*EXERCISE BRIEF:* How many lines in the data below contain the string "label"? State that number only.
[[ MATERIAL SHOWN, beginning ]]
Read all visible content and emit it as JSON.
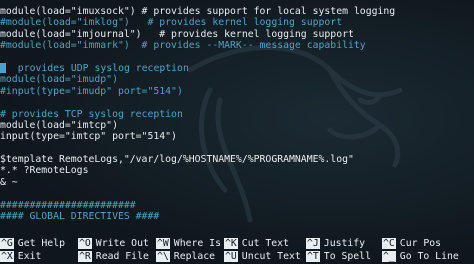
{
  "editor": {
    "lines": [
      {
        "text": "module(load=\"imuxsock\") # provides support for local system logging",
        "kind": "kw"
      },
      {
        "text": "#module(load=\"imklog\")   # provides kernel logging support",
        "kind": "comment"
      },
      {
        "text": "module(load=\"imjournal\")   # provides kernel logging support",
        "kind": "kw"
      },
      {
        "text": "#module(load=\"immark\")  # provides --MARK-- message capability",
        "kind": "comment"
      },
      {
        "text": "",
        "kind": "kw"
      },
      {
        "text": "  provides UDP syslog reception",
        "kind": "comment",
        "cursor": true
      },
      {
        "text": "module(load=\"imudp\")",
        "kind": "comment"
      },
      {
        "text": "#input(type=\"imudp\" port=\"514\")",
        "kind": "comment"
      },
      {
        "text": "",
        "kind": "kw"
      },
      {
        "text": "# provides TCP syslog reception",
        "kind": "comment"
      },
      {
        "text": "module(load=\"imtcp\")",
        "kind": "kw"
      },
      {
        "text": "input(type=\"imtcp\" port=\"514\")",
        "kind": "kw"
      },
      {
        "text": "",
        "kind": "kw"
      },
      {
        "text": "$template RemoteLogs,\"/var/log/%HOSTNAME%/%PROGRAMNAME%.log\"",
        "kind": "kw"
      },
      {
        "text": "*.* ?RemoteLogs",
        "kind": "kw"
      },
      {
        "text": "& ~",
        "kind": "kw"
      },
      {
        "text": "",
        "kind": "kw"
      },
      {
        "text": "#######################",
        "kind": "comment"
      },
      {
        "text": "#### GLOBAL DIRECTIVES ####",
        "kind": "comment"
      }
    ]
  },
  "shortcuts": {
    "row1": [
      {
        "key": "^G",
        "label": "Get Help"
      },
      {
        "key": "^O",
        "label": "Write Out"
      },
      {
        "key": "^W",
        "label": "Where Is"
      },
      {
        "key": "^K",
        "label": "Cut Text"
      },
      {
        "key": "^J",
        "label": "Justify"
      },
      {
        "key": "^C",
        "label": "Cur Pos"
      }
    ],
    "row2": [
      {
        "key": "^X",
        "label": "Exit"
      },
      {
        "key": "^R",
        "label": "Read File"
      },
      {
        "key": "^\\",
        "label": "Replace"
      },
      {
        "key": "^U",
        "label": "Uncut Text"
      },
      {
        "key": "^T",
        "label": "To Spell"
      },
      {
        "key": "^_",
        "label": "Go To Line"
      }
    ]
  },
  "colors": {
    "background": "#121b22",
    "text": "#e8eef1",
    "comment": "#4aa3c8"
  },
  "icons": {
    "watermark": "kali-dragon-icon"
  }
}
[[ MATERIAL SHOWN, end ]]
*RESPONSE TO THE TASK:* 12